Diary of Charles Francis Adams, volume 4

Thursday. 6th.

Saturday. 8th.

Friday. 7th. CFA


Friday. 7th. CFA
Friday. 7th.

The President’s Message arrived today, or I should rather say was published in the Newspapers.1 It gives no comfort to us in this Quarter. I regard the intimation as tolerably distinct that New England Interests are in the end to be sacrificed for the purpose of conciliating the jealous States of the South. I have expected this all along. Thank fortune, there is a constantly vivifying principle in the character of our inhabitants which will sustain them through difficulty. It is not so with the slave-holding South.

Time taken up in reading. Diary and Lingard. The mornings are very short and I do daudle considerably. Walk, the day was fine. Afternoon, not very diligent. I have got along so many papers in advance that I can afford to rest myself. Nevertheless I commenced No. 7. The thing becomes more intricate as I proceed.

Quiet evening at home. Malvina, and the Life of Roubiliac. I afterwards resumed my German and read two Fables of Lessing, one of which is the first that I understand in the point of it.

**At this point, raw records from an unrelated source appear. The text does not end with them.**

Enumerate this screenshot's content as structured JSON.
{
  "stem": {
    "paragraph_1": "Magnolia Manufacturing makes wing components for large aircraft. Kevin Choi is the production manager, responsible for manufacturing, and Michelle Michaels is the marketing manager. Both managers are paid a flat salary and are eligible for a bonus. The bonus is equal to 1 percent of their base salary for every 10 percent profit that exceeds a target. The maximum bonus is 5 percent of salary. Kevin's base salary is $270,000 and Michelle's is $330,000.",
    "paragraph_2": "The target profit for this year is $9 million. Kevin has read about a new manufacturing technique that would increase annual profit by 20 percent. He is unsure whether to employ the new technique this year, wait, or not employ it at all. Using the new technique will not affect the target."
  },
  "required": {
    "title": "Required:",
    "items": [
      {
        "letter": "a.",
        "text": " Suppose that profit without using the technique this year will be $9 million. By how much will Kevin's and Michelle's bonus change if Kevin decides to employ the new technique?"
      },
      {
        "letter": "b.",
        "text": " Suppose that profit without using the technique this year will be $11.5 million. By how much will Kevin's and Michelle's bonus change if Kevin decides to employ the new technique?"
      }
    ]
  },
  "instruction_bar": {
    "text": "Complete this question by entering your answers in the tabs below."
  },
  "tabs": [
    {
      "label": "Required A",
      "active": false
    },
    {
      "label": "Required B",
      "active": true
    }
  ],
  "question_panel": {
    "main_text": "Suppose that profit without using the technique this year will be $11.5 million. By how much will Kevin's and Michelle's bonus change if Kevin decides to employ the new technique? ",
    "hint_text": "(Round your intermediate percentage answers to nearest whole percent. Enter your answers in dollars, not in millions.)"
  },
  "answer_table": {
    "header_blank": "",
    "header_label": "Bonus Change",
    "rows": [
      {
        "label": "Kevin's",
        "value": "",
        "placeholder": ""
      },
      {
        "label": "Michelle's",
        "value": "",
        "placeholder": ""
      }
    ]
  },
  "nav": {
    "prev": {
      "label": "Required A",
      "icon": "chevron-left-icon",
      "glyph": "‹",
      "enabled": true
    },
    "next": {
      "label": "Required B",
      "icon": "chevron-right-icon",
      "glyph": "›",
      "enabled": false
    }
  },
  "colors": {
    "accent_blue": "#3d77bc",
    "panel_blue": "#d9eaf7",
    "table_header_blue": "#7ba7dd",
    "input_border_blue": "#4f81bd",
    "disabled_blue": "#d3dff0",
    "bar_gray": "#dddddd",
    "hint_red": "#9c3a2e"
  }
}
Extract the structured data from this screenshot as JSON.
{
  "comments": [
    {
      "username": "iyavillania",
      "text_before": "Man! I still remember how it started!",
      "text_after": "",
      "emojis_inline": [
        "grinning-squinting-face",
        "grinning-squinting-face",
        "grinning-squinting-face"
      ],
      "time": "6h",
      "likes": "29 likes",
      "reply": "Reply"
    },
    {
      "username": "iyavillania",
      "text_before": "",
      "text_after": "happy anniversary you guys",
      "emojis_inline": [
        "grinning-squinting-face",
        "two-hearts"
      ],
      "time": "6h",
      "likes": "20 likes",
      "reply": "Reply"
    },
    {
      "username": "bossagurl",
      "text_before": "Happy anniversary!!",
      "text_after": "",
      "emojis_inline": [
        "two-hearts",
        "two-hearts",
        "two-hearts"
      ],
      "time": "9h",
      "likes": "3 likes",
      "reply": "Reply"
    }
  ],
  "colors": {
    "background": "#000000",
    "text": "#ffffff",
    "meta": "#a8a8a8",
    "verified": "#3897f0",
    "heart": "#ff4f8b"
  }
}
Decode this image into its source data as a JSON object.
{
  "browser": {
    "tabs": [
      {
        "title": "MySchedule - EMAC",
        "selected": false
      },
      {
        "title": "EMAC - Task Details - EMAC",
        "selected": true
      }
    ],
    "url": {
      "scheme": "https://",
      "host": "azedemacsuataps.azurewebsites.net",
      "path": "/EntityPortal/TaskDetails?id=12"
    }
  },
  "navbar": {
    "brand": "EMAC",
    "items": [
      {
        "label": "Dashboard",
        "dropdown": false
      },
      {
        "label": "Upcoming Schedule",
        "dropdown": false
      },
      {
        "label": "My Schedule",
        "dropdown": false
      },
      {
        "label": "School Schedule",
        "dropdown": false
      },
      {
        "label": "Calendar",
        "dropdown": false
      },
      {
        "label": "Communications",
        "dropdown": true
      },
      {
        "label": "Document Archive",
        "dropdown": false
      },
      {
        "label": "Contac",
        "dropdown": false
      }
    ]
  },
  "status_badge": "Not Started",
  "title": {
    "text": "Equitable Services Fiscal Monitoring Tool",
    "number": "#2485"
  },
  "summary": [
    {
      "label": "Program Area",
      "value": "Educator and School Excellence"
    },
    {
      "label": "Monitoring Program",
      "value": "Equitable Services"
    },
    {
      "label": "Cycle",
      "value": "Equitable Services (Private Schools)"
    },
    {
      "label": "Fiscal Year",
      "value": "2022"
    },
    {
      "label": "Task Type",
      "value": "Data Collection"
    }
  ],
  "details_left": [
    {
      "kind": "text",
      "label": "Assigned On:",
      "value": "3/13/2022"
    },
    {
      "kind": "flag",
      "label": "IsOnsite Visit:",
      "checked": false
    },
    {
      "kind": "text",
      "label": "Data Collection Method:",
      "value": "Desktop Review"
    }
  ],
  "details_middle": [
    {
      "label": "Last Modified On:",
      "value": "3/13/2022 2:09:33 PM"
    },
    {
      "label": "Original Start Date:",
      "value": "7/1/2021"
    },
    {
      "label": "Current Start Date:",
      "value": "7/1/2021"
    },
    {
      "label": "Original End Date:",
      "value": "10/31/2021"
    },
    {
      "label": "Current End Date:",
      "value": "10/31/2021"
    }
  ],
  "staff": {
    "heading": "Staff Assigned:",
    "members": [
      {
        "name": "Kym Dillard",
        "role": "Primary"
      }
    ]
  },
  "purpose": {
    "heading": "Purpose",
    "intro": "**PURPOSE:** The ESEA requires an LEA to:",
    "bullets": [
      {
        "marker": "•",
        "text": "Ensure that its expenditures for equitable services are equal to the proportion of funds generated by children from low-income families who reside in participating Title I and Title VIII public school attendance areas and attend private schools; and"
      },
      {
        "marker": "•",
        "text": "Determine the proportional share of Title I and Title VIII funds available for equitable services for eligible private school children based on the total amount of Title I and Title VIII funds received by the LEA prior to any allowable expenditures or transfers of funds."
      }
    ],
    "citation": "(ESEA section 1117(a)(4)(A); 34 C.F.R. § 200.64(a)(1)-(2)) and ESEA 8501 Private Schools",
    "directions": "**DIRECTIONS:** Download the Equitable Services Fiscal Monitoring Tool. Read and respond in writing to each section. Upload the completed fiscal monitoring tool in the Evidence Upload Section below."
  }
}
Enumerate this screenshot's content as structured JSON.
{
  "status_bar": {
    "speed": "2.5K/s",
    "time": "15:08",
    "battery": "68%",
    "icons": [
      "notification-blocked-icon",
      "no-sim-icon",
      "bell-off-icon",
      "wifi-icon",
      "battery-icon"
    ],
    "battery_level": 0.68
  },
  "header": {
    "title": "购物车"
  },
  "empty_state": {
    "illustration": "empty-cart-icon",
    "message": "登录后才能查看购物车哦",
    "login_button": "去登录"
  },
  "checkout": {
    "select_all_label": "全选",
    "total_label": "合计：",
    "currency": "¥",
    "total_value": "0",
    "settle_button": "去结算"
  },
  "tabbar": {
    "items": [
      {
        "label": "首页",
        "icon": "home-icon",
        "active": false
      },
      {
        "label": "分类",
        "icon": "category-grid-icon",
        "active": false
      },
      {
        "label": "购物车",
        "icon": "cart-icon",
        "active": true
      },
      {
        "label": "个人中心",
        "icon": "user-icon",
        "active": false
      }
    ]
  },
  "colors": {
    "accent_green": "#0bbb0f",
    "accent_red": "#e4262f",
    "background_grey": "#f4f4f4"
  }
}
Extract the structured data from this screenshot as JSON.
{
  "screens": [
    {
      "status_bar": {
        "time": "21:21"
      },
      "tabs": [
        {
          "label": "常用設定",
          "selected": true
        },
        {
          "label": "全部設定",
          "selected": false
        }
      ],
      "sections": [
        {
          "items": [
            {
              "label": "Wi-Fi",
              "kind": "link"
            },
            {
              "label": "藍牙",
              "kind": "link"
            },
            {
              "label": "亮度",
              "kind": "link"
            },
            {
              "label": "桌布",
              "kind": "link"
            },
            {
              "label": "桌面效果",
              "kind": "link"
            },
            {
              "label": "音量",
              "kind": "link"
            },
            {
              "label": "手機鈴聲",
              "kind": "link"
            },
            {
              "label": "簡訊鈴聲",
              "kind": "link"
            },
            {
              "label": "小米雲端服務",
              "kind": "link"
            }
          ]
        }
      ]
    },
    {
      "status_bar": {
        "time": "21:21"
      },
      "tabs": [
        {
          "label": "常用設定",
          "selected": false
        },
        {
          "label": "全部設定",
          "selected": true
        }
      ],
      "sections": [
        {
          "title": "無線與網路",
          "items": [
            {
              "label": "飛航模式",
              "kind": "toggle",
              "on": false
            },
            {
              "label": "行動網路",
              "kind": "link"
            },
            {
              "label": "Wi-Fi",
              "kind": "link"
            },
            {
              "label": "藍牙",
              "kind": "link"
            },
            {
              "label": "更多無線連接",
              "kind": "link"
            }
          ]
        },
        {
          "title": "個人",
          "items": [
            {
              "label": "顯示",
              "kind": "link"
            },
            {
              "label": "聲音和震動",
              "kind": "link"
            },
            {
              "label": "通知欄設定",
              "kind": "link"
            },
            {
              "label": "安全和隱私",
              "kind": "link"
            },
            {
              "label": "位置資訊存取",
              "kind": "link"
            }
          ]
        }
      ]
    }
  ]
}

Jackson’s Fourth Annual Message was delivered to the two Houses of Congress on 4 December. The Boston Daily Advertiser & Patriot printed it complete on the 7th (p. 2, cols. 2–6). The text is in Richardson, ed., Messages and Papers , 2:591–606.